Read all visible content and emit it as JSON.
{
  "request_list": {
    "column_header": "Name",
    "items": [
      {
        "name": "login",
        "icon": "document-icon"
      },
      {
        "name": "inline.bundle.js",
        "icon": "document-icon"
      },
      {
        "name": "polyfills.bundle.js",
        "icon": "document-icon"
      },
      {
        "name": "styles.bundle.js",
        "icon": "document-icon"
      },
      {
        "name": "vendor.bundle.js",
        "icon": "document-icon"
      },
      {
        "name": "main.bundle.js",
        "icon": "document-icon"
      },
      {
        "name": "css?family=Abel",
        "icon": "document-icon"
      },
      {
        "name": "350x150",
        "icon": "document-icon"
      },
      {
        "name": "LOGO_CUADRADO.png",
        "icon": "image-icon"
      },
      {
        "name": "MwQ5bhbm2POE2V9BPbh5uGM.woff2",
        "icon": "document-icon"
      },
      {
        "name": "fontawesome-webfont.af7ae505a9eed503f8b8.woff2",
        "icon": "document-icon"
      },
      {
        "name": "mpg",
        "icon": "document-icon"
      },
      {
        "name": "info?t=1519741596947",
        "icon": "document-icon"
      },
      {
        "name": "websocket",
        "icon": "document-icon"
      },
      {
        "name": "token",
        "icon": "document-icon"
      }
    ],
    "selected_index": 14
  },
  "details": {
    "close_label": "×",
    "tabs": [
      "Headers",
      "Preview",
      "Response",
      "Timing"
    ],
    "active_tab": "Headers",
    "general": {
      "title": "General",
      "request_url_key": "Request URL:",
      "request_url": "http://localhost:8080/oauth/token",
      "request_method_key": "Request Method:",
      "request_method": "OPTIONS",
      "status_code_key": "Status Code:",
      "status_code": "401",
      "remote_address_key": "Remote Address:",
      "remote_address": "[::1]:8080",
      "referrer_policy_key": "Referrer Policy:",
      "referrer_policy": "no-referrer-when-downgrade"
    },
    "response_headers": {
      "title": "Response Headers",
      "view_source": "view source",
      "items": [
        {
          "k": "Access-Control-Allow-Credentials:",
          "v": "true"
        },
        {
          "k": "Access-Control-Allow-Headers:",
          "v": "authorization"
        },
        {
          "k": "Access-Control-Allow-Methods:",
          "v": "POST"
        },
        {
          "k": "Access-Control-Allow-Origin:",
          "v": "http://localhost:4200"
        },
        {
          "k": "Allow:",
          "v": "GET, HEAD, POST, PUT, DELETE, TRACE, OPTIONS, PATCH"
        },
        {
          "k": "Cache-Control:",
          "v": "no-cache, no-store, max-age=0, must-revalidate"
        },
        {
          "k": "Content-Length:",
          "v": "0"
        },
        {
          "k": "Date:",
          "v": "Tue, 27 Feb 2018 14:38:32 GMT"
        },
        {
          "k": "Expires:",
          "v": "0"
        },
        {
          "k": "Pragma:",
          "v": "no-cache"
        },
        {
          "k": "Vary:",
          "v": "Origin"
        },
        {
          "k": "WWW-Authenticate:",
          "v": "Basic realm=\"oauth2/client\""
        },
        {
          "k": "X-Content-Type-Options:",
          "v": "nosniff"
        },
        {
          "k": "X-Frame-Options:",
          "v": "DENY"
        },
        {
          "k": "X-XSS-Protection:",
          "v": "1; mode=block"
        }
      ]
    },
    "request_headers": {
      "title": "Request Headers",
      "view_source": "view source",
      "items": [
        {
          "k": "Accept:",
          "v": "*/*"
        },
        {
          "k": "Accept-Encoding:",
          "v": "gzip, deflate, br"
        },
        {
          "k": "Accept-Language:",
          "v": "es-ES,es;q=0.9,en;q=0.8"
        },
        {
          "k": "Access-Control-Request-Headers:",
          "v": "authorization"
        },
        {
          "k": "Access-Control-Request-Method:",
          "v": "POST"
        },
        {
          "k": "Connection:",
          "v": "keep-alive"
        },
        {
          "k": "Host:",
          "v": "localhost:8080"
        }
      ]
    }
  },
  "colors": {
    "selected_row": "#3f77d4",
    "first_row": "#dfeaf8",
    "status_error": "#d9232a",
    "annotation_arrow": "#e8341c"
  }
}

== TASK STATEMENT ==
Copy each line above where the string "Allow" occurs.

== OUTPUT OF THE TASK ==
          "k": "Access-Control-Allow-Credentials:",
          "k": "Access-Control-Allow-Headers:",
          "k": "Access-Control-Allow-Methods:",
          "k": "Access-Control-Allow-Origin:",
          "k": "Allow:",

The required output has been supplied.